--- Material supplied Enclosed Below ---
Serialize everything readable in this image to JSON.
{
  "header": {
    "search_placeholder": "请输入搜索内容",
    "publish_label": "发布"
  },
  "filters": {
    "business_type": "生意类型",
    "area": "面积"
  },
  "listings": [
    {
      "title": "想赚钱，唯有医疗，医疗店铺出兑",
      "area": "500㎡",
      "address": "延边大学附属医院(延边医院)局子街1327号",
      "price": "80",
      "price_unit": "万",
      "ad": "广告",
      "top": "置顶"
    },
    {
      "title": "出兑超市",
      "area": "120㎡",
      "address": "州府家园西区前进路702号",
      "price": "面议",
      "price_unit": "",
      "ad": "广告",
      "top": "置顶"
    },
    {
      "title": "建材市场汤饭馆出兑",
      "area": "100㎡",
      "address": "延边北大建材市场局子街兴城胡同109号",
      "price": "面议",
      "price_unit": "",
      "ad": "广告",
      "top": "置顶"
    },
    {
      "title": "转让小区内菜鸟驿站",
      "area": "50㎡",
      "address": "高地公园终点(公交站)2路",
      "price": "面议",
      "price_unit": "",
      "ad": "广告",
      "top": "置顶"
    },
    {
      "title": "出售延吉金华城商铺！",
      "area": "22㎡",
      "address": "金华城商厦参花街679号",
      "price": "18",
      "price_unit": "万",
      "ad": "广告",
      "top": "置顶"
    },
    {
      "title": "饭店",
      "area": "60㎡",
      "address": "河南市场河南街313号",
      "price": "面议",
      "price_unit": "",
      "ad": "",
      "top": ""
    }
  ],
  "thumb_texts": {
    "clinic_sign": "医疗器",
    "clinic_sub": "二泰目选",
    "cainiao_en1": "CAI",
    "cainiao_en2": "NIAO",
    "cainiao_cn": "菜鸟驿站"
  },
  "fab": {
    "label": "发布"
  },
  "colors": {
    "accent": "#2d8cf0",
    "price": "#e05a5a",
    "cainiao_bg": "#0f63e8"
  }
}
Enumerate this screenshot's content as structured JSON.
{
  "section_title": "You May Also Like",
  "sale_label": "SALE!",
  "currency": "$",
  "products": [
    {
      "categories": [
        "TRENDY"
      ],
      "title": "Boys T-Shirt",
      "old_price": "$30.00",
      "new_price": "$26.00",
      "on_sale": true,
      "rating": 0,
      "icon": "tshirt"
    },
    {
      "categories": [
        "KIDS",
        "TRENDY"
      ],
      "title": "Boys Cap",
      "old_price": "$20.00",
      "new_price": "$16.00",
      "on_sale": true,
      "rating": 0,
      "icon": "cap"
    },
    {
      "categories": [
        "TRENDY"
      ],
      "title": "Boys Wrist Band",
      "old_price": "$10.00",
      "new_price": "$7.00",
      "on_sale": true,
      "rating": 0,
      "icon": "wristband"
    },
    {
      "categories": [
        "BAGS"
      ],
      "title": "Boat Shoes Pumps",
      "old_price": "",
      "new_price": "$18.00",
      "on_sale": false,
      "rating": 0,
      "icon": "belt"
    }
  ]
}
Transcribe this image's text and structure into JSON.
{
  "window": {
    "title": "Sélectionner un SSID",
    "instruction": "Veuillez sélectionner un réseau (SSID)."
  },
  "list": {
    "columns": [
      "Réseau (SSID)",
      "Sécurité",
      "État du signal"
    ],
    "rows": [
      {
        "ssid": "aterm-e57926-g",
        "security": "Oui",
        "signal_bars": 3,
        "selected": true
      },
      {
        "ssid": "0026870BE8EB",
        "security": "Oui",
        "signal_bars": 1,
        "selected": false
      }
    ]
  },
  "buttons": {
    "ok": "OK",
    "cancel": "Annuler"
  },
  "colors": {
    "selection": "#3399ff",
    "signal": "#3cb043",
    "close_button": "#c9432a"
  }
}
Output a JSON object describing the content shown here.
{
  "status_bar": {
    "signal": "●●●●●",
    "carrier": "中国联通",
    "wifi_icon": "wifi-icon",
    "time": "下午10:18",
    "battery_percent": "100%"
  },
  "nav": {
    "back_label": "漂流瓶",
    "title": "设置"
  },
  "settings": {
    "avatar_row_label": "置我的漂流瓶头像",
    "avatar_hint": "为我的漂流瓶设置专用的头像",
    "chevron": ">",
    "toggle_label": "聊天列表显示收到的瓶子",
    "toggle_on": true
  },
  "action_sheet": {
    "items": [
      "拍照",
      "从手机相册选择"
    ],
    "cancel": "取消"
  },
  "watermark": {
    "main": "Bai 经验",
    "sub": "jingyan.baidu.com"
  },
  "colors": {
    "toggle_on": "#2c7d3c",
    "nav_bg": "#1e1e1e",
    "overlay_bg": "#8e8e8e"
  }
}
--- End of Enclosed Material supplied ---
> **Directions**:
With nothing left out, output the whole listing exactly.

> **Answer space**:
Serialize everything readable in this image to JSON.
{
  "header": {
    "search_placeholder": "请输入搜索内容",
    "publish_label": "发布"
  },
  "filters": {
    "business_type": "生意类型",
    "area": "面积"
  },
  "listings": [
    {
      "title": "想赚钱，唯有医疗，医疗店铺出兑",
      "area": "500㎡",
      "address": "延边大学附属医院(延边医院)局子街1327号",
      "price": "80",
      "price_unit": "万",
      "ad": "广告",
      "top": "置顶"
    },
    {
      "title": "出兑超市",
      "area": "120㎡",
      "address": "州府家园西区前进路702号",
      "price": "面议",
      "price_unit": "",
      "ad": "广告",
      "top": "置顶"
    },
    {
      "title": "建材市场汤饭馆出兑",
      "area": "100㎡",
      "address": "延边北大建材市场局子街兴城胡同109号",
      "price": "面议",
      "price_unit": "",
      "ad": "广告",
      "top": "置顶"
    },
    {
      "title": "转让小区内菜鸟驿站",
      "area": "50㎡",
      "address": "高地公园终点(公交站)2路",
      "price": "面议",
      "price_unit": "",
      "ad": "广告",
      "top": "置顶"
    },
    {
      "title": "出售延吉金华城商铺！",
      "area": "22㎡",
      "address": "金华城商厦参花街679号",
      "price": "18",
      "price_unit": "万",
      "ad": "广告",
      "top": "置顶"
    },
    {
      "title": "饭店",
      "area": "60㎡",
      "address": "河南市场河南街313号",
      "price": "面议",
      "price_unit": "",
      "ad": "",
      "top": ""
    }
  ],
  "thumb_texts": {
    "clinic_sign": "医疗器",
    "clinic_sub": "二泰目选",
    "cainiao_en1": "CAI",
    "cainiao_en2": "NIAO",
    "cainiao_cn": "菜鸟驿站"
  },
  "fab": {
    "label": "发布"
  },
  "colors": {
    "accent": "#2d8cf0",
    "price": "#e05a5a",
    "cainiao_bg": "#0f63e8"
  }
}
Enumerate this screenshot's content as structured JSON.
{
  "section_title": "You May Also Like",
  "sale_label": "SALE!",
  "currency": "$",
  "products": [
    {
      "categories": [
        "TRENDY"
      ],
      "title": "Boys T-Shirt",
      "old_price": "$30.00",
      "new_price": "$26.00",
      "on_sale": true,
      "rating": 0,
      "icon": "tshirt"
    },
    {
      "categories": [
        "KIDS",
        "TRENDY"
      ],
      "title": "Boys Cap",
      "old_price": "$20.00",
      "new_price": "$16.00",
      "on_sale": true,
      "rating": 0,
      "icon": "cap"
    },
    {
      "categories": [
        "TRENDY"
      ],
      "title": "Boys Wrist Band",
      "old_price": "$10.00",
      "new_price": "$7.00",
      "on_sale": true,
      "rating": 0,
      "icon": "wristband"
    },
    {
      "categories": [
        "BAGS"
      ],
      "title": "Boat Shoes Pumps",
      "old_price": "",
      "new_price": "$18.00",
      "on_sale": false,
      "rating": 0,
      "icon": "belt"
    }
  ]
}
Transcribe this image's text and structure into JSON.
{
  "window": {
    "title": "Sélectionner un SSID",
    "instruction": "Veuillez sélectionner un réseau (SSID)."
  },
  "list": {
    "columns": [
      "Réseau (SSID)",
      "Sécurité",
      "État du signal"
    ],
    "rows": [
      {
        "ssid": "aterm-e57926-g",
        "security": "Oui",
        "signal_bars": 3,
        "selected": true
      },
      {
        "ssid": "0026870BE8EB",
        "security": "Oui",
        "signal_bars": 1,
        "selected": false
      }
    ]
  },
  "buttons": {
    "ok": "OK",
    "cancel": "Annuler"
  },
  "colors": {
    "selection": "#3399ff",
    "signal": "#3cb043",
    "close_button": "#c9432a"
  }
}
Output a JSON object describing the content shown here.
{
  "status_bar": {
    "signal": "●●●●●",
    "carrier": "中国联通",
    "wifi_icon": "wifi-icon",
    "time": "下午10:18",
    "battery_percent": "100%"
  },
  "nav": {
    "back_label": "漂流瓶",
    "title": "设置"
  },
  "settings": {
    "avatar_row_label": "置我的漂流瓶头像",
    "avatar_hint": "为我的漂流瓶设置专用的头像",
    "chevron": ">",
    "toggle_label": "聊天列表显示收到的瓶子",
    "toggle_on": true
  },
  "action_sheet": {
    "items": [
      "拍照",
      "从手机相册选择"
    ],
    "cancel": "取消"
  },
  "watermark": {
    "main": "Bai 经验",
    "sub": "jingyan.baidu.com"
  },
  "colors": {
    "toggle_on": "#2c7d3c",
    "nav_bg": "#1e1e1e",
    "overlay_bg": "#8e8e8e"
  }
}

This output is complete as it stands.